Another interesting fact about rhinos is how they use their poo. Rhinos create dung piles, or middens, not to be clean and tidy but to send messages. The smell of their own poop can communicate age, sex, whether they’re ready to have babies or if they already have a bun in the oven, and it can also mark territory. Visiting rhinos will sniff and shuffle through the poo before adding their own message to the pile. Pee-yew!
The zoo has both black rhinos and white rhinos – black rhinos are solitary animals with a pointier mouth, while white rhinos are bigger, enjoy social interaction and have square lips. They even have a gorgeous black rhino calf on display. Dafari is his name and he was born in April 2015.
While Taronga has only three black rhinos on display, altogether there are nine onsite for breeding purposes. Taronga Zoo is set up to breed for several generations and any rhinos that arrive at the zoo are conditioned and trained so that animals don’t get spooked by the guests and various noises of the zoo.
The bongo is one of the largest species of antelope and has been categorised as near threatened by the International Union for Conservation of Nature (IUCN). They’re auburn or chestnut brown in colour, and when they get wet, the oily pigment of their coat seems to run. When they were hunted for their meat, if the hunter found that they were covered in this oily residue, they believed they’d get leprosy. While this isn’t true, it’s not exactly advertised because bongos are near threatened and if this myth keeps them alive, then so be it.
Did you know that you can stay at Taronga Western Plains Zoo? There is a great selection of accommodation options, from camping, cabins and luxury safari lodges that overlook the savannah.
The Billabong Camp is great for large groups and school excursions. The bush camping experience includes a night in a canvas tent, meals and refreshments, admission to the Zoo for two days and a range of animal encounters and tours.
Zoofari Lodges started in 1995 and consist of 15 luxury tented lodges. The Animal View lodges look out over the African Savannah and have an African-inspired décor. Each lodge has an ensuite and mini bar facilities and exclusive tours of the zoo are included in the experience. Guests also have access to a main house that features an African style restaurant, full bar with local and African wine, as well as a lounge and TV room.
The Savannah Cabins are perfect for families. All fifteen self-contained cabins can sleep up to 6 people and have two bedrooms, two bathrooms, air conditioning, a full kitchen, BBQs on the deck, free WiFi and Foxtel.
Taronga Western Plains Zoo is open from 9am to 4pm daily and entry includes two consecutive days to explore the zoo. The Zoo Shop stocks some great souvenirs, from plush toys to stylish knick knacks for the home. While you can bring in your own picnic lunch or BBQ gear, you can buy food at Bakhita’s Café at the Savannah Visitor Plaza and the Midway Kiosk (only on weekends).
If you would like a closer encounter with the animals, why not book yourself in for a tour. Go for a guided morning walk behind the scenes or get a photo of yourself feeding the giraffes.
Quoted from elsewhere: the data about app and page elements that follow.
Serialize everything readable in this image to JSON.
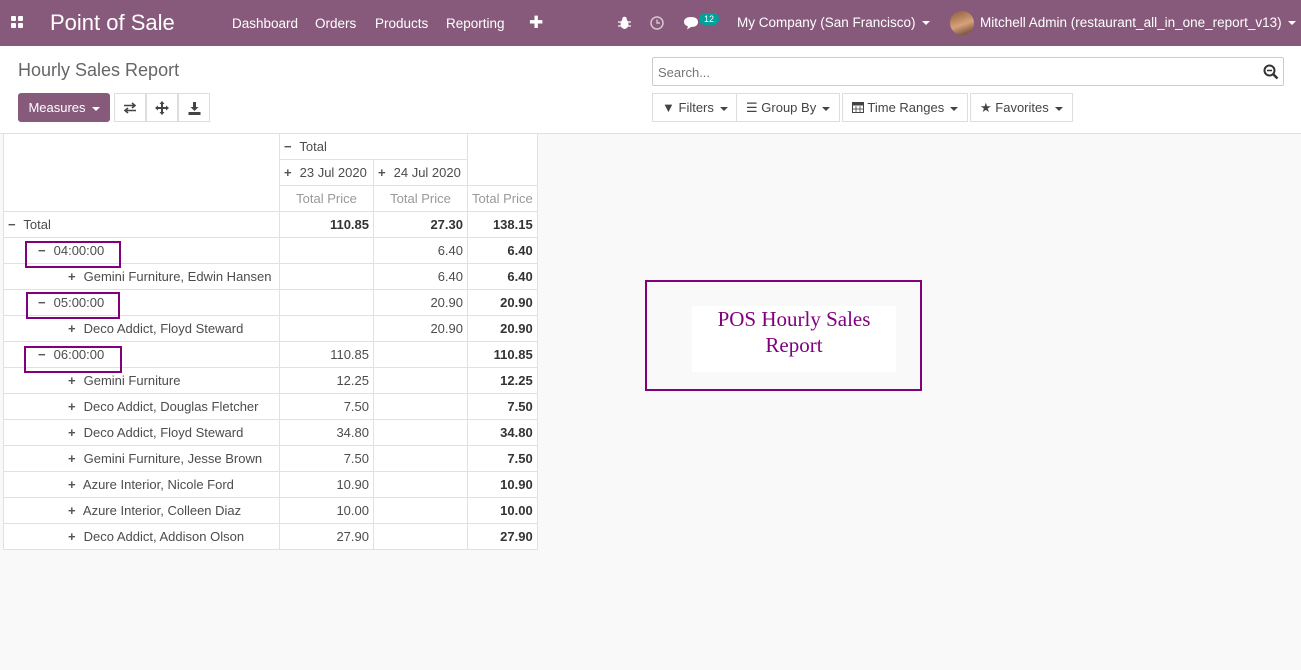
{
  "navbar": {
    "brand": "Point of Sale",
    "menu": [
      "Dashboard",
      "Orders",
      "Products",
      "Reporting"
    ],
    "message_count": "12",
    "company": "My Company (San Francisco)",
    "user": "Mitchell Admin (restaurant_all_in_one_report_v13)"
  },
  "control_panel": {
    "title": "Hourly Sales Report",
    "measures_label": "Measures",
    "search_placeholder": "Search...",
    "filters_label": "Filters",
    "groupby_label": "Group By",
    "timeranges_label": "Time Ranges",
    "favorites_label": "Favorites"
  },
  "pivot": {
    "col_total": "Total",
    "col_dates": [
      "23 Jul 2020",
      "24 Jul 2020"
    ],
    "measure": "Total Price",
    "rows": [
      {
        "label": "Total",
        "v1": "110.85",
        "v2": "27.30",
        "total": "138.15"
      },
      {
        "label": "04:00:00",
        "v1": "",
        "v2": "6.40",
        "total": "6.40"
      },
      {
        "label": "Gemini Furniture, Edwin Hansen",
        "v1": "",
        "v2": "6.40",
        "total": "6.40"
      },
      {
        "label": "05:00:00",
        "v1": "",
        "v2": "20.90",
        "total": "20.90"
      },
      {
        "label": "Deco Addict, Floyd Steward",
        "v1": "",
        "v2": "20.90",
        "total": "20.90"
      },
      {
        "label": "06:00:00",
        "v1": "110.85",
        "v2": "",
        "total": "110.85"
      },
      {
        "label": "Gemini Furniture",
        "v1": "12.25",
        "v2": "",
        "total": "12.25"
      },
      {
        "label": "Deco Addict, Douglas Fletcher",
        "v1": "7.50",
        "v2": "",
        "total": "7.50"
      },
      {
        "label": "Deco Addict, Floyd Steward",
        "v1": "34.80",
        "v2": "",
        "total": "34.80"
      },
      {
        "label": "Gemini Furniture, Jesse Brown",
        "v1": "7.50",
        "v2": "",
        "total": "7.50"
      },
      {
        "label": "Azure Interior, Nicole Ford",
        "v1": "10.90",
        "v2": "",
        "total": "10.90"
      },
      {
        "label": "Azure Interior, Colleen Diaz",
        "v1": "10.00",
        "v2": "",
        "total": "10.00"
      },
      {
        "label": "Deco Addict, Addison Olson",
        "v1": "27.90",
        "v2": "",
        "total": "27.90"
      }
    ]
  },
  "callout": {
    "line1": "POS Hourly Sales",
    "line2": "Report"
  },
  "colors": {
    "navbar": "#875a7b",
    "highlight": "#800080",
    "badge": "#00a09d"
  }
}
Bookings are essential.
Visit the zoo at Obley Rd in Dubbo, a five hour drive from Sydney. Flights from Sydney to Dubbo are available through Qantas and Rex. For more information about the zoo, please call 02 6881 1400 or visit their website.
You can also support their conservation efforts by making a donation at this website.